Risk & Business Magazine Cain Insurance Risk & Business Magazine Summer - Page 29
CASH VALUE & FEATURE
that under the circumstances, assigning a value based on the
replacement costs would not be appropriate as it would far surpass
the actual value of the hotel.
When it comes to smaller-valued items — such as office furniture,
tools, etc. — actual cash value is often reached by looking at the
replacement cost and deducting for depreciation based on the
age and condition of the items. This is an inexact science, but it
will usually be based upon the regular useful life of the particular
item. For example, if a computer is expected to have a 5-year
usable life, and the computer is two years old, the actual cash
value will often be found by taking the replacement cost minus 40
percent (as 40 percent of its usable life has already been used up).
When a policy provides for replacement cost, the policy normally
provides coverage on the basis that the property can be replaced or
repaired (whichever is less expensive).
The policy will provide coverage to replace the property with a
new item of similar type. Under most policies, replacement cost
is only available if the property is replaced within a reasonable
period of time. If the property is not being replaced, only the
actual cash value will be paid.
are no different.
In many cases, obtaining coverage for replacement cost will
provide the insured with more flexibility when faced with a claim;
however, those policies often come at a higher cost.
The flexibility provided is based on having the decision to rebuild
or not. In many cases, the actual cash value may not be sufficient to
replace or rebuild the property. For example, a building may have
an actual cash value of $250,000; however, the cost of rebuilding
the property may be substantially higher.
On the other side, it is possible that a business owner may be
winding down their business or may own property in an area with
a poor economy. In such a case, the business owner may be of the
opinion that if they did suffer a loss, they would be unlikely to
rebuild anyway, so the extra cost of purchasing a replacement cost
value may not be worthwhile.
While we hope this provides a better understanding of the
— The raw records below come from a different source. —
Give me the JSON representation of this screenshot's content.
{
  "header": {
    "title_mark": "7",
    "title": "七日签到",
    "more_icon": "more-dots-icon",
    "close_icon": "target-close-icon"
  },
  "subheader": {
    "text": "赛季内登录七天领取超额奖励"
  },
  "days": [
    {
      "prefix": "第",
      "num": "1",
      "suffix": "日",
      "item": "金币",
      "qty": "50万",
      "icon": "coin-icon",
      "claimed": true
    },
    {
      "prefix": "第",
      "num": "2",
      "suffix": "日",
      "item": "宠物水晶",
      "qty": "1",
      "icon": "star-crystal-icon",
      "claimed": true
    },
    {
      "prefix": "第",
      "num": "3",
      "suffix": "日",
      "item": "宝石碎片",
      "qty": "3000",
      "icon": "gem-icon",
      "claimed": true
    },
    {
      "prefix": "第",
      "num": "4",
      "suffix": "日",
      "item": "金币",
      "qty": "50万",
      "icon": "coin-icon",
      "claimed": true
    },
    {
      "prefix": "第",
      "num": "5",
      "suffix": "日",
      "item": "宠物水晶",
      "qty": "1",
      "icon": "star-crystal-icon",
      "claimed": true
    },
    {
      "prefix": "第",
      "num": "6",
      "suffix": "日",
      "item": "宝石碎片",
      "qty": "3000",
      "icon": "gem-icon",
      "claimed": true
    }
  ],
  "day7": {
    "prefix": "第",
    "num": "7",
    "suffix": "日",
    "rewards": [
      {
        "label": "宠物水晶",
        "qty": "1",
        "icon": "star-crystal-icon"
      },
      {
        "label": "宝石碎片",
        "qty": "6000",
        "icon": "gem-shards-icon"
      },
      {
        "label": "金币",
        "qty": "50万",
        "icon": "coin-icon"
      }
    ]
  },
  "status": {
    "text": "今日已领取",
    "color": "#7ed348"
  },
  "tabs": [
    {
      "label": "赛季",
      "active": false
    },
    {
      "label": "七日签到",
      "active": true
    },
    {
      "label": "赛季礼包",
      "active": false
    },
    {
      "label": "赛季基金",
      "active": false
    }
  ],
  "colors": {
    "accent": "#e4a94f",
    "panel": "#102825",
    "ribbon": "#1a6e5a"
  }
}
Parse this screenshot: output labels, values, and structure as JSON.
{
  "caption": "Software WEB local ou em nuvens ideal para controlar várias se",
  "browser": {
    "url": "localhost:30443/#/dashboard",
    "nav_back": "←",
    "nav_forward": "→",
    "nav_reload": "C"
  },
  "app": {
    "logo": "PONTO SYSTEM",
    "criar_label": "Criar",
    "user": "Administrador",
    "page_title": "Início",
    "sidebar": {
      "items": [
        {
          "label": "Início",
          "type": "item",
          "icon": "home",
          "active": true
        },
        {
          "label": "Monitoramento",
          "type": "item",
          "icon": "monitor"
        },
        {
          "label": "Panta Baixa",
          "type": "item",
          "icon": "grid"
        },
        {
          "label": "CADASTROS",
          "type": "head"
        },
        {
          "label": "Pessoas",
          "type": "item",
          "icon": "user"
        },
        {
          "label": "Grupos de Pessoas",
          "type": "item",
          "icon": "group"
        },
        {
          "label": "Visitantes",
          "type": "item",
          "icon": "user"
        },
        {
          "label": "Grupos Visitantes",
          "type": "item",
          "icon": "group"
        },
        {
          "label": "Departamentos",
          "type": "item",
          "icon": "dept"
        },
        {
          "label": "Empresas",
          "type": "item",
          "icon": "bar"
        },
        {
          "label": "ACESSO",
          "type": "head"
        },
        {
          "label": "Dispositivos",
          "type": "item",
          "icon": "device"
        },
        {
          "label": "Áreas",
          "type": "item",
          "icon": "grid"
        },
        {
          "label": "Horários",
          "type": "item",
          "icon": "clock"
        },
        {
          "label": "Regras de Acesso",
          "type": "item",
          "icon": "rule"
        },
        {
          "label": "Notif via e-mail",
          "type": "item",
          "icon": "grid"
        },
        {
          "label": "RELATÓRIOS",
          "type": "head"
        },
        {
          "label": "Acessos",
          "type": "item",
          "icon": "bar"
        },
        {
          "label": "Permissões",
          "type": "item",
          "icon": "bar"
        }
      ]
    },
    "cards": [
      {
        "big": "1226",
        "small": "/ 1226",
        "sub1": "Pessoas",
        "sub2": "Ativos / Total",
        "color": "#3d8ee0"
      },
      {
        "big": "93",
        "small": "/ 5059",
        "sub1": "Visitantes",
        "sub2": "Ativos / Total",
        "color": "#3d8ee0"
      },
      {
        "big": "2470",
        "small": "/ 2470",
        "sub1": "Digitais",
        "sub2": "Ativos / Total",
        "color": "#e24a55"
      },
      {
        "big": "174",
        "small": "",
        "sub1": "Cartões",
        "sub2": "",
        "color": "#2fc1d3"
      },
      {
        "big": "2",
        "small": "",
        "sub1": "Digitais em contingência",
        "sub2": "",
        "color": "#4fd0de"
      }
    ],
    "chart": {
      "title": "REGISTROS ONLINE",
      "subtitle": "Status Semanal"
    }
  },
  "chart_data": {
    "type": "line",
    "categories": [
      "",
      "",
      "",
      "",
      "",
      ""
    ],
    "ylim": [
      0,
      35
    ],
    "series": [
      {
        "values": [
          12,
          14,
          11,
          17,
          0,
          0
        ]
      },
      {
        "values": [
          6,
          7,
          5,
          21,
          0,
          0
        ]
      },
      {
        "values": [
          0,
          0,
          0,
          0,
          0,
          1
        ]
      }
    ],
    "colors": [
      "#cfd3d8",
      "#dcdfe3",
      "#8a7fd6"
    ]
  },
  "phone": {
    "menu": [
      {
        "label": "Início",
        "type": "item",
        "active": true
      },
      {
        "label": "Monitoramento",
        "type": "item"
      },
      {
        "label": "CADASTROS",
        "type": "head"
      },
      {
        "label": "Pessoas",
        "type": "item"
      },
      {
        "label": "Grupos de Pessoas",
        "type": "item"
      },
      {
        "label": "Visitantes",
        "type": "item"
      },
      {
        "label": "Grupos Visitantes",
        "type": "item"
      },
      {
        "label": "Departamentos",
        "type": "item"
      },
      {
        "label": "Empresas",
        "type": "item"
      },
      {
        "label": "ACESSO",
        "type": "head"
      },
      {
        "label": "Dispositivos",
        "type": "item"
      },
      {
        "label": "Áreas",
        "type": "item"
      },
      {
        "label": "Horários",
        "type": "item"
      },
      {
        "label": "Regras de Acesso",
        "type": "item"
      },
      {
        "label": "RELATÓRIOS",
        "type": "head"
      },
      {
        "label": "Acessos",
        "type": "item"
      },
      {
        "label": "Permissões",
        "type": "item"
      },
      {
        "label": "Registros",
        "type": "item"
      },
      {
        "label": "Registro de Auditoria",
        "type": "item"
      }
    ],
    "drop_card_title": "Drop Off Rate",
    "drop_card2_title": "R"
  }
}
difference between actual cash value and replacement cost policies,
we would recommend discussing your particular business and
insurance needs with your broker prior to making a decision on
which coverage to purchase. +
Because the item is being replaced by a new item, this often leads
to a betterment issue. An extreme example of this is found in a
case from the Alberta Court of Appeal (Del Alba v. Metropolitan
Insurance Co., 1995 Carswe ll Alta 92). In that case, a company
purchased a mini mainframe computer at a liquidation sale for
$517, which was later damaged beyond repair when the building
was struck by lightning. The policy provided for replacement
cost, but that model of mainframe computer was no longer sold.
The closest model of “like kind and quality” was a far superior
system with a cost of $72,703. The Court of Appeal found that
the business was entitled to have their equipment replaced with
a new item — even if that item was more advanced and at a cost
much higher than was paid for the original destroyed item — and
awarded payment of $72,703.
When it comes to the replacement of buildings, however, there
are often conditions in the policy that the replacement has to
be at the same location, with materials of a similar quality, and
that the use of the building must be the same as prior to the
loss. This would mean, for example, that if prior to the loss, you
operated a hardware store, you cannot replace that building with
an apartment building, even if the replacement cost and square
footage were similar to replacing it with a new hardware store.
Many policies do provide, however, that replacement costs are
not available on certain types of property, generally items where
replacement with a new item would be impossible or impractical,
or where the age or other characteristic of the item is the reason
for its value. Examples of this would be collectibles, art, and
WHAT TYPE OF COVERAGE DO YOU NEED?
The needs of businesses can vary greatly, and insurance policies